Supervisor Gioia urged the board to move the closure to March 2023 and that this was being framed as community model being “great” but not everyone will be in that.
“Let’s be ready for when the ranch is going to close so we can accommodate them so they don’t get lost in the system so they don’t end up somewhere more institutional than they otherwise would have ended up,” stated Gioia.
Andersen disagreed and made the motion to close the ranch and urged more community based programs.
“Until we really start moving forward full steam ahead, we are not going to know what the deficiencies are in this. We have a very good program that can expand to capacity. We do have alternate locations for youth to go if their home is not appropriate,” said Andersen. “What I like about this program is it is individualized for each and every youth depending on circumstances that bring them before probation and a judge.”
She also acknowledged most of the work being done is now focused on prevention and what they are doing to prevent a youth from getting to this point where we have a youth who is brought into the system—including more family assistance and support with juveniles.
“Hopefully we are going to be breaking some familiar cycles,” said Andersen. “It’s time to rip off the band-aid and move forward and not keep talking about it because it doesn’t make sense to keep both programs running in parallel. You don’t have the staffing and don’t want the youth out there when they can be back home in their own communities.”
Gioia, based on the Juvenile Justice Committee Report, offered a substitute motion that they extended this until March. It was seconded by Glover.
Glover shared that people need to understand that Orin Allen was a person and someone he knew who was a voice with a philosophy that was not to introduce young people, who were deemed “problem children”, into the institution of the criminal justice system.
“Orin’s philosophy was not to have youth, low level offenders, put up into the institution that would incarcerate folks who could create behavior that would be much more tied to our criminal justice system, but an opportunity to change lives,” explained Glover noting some great programs were put in place. “One of the most popular was the read to live program where individuals from Rossmoor out to teach young people how to read so they could compete in the classroom and not find themselves in a place where they acted out.”
Glover said he believe Orin would not have a problem with the community pathways system, but agreed that the juvenile justice committee was looking at ensuring the process was in place prior to the closure—which is why he supported the motion in an effort to give more time to be a part of the process and in place.
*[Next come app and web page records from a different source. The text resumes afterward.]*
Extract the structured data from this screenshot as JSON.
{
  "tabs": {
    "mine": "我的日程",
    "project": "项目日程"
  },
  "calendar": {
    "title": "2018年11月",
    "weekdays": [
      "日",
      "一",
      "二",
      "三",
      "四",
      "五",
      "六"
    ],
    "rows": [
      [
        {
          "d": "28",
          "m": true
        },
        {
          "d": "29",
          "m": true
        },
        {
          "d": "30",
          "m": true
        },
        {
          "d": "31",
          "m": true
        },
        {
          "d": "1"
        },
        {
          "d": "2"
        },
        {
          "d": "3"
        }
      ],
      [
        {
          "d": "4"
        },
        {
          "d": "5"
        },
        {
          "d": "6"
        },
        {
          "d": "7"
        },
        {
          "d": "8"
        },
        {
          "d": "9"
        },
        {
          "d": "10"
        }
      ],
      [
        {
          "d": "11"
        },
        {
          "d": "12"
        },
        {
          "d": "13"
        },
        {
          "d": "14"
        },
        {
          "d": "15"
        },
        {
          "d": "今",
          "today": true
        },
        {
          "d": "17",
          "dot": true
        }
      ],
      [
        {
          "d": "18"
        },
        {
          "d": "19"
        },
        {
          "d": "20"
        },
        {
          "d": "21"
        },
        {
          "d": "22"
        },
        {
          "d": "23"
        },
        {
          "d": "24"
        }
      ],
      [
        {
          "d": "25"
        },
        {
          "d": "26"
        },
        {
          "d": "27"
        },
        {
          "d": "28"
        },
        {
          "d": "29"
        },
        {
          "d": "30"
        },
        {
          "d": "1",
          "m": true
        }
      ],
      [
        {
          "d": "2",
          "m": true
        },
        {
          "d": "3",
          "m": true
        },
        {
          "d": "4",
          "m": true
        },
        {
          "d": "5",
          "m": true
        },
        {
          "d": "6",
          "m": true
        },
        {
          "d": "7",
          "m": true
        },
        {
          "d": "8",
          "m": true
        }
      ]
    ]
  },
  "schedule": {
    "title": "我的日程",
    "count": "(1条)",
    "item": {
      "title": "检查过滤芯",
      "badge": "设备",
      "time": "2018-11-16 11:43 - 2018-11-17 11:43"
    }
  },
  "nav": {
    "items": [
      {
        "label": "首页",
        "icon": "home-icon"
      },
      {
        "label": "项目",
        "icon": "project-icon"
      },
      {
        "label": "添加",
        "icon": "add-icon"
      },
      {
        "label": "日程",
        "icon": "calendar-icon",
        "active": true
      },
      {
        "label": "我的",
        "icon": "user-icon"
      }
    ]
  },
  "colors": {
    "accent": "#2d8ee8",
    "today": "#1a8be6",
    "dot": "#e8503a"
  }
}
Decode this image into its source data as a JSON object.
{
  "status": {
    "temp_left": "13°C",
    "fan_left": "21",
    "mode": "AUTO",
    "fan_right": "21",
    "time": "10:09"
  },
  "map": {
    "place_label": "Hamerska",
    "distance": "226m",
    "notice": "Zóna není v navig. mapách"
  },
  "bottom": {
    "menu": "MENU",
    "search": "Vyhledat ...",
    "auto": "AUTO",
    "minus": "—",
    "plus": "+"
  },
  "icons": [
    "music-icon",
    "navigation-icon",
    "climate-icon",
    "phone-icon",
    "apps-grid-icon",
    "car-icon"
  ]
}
The board voted against the substitute motion to delay closure until end of March in a 2-3 vote with Andersen, Burgis and Mitchoff opposed with Gioia and Glover supported the motion.
The board voted 3-2 to approve closure of Orin Allen Youth Rehabilitation Facility in next 60-90 days with Andersen, Burgis and Mitchoff in favor. Gioia and Glover opposed.
The Briones Youth Academy, Community Path allows youth the opportunity to engage in the same comprehensive evidence-based programs and services that they would have received at Orin Allen, while remaining at home, in their communities. This minimizes the disruption and impact on youth and families, allowing them to focus on rehabilitative services. The Probation Department, in partnership with community based providers, would see youth seven days a week, and will transport youth to regional locations, three nights a week for cognitive behavioral group programming, as well as provide access to the same recreational program options, such as sailing and hiking trips, on the weekends. Intensive, home-based family therapy, and the ability to serve girls, are two additional advantages of the BYA, Community Path that are unable to be replicated at the Orin Allen Youth Rehabilitation Facility.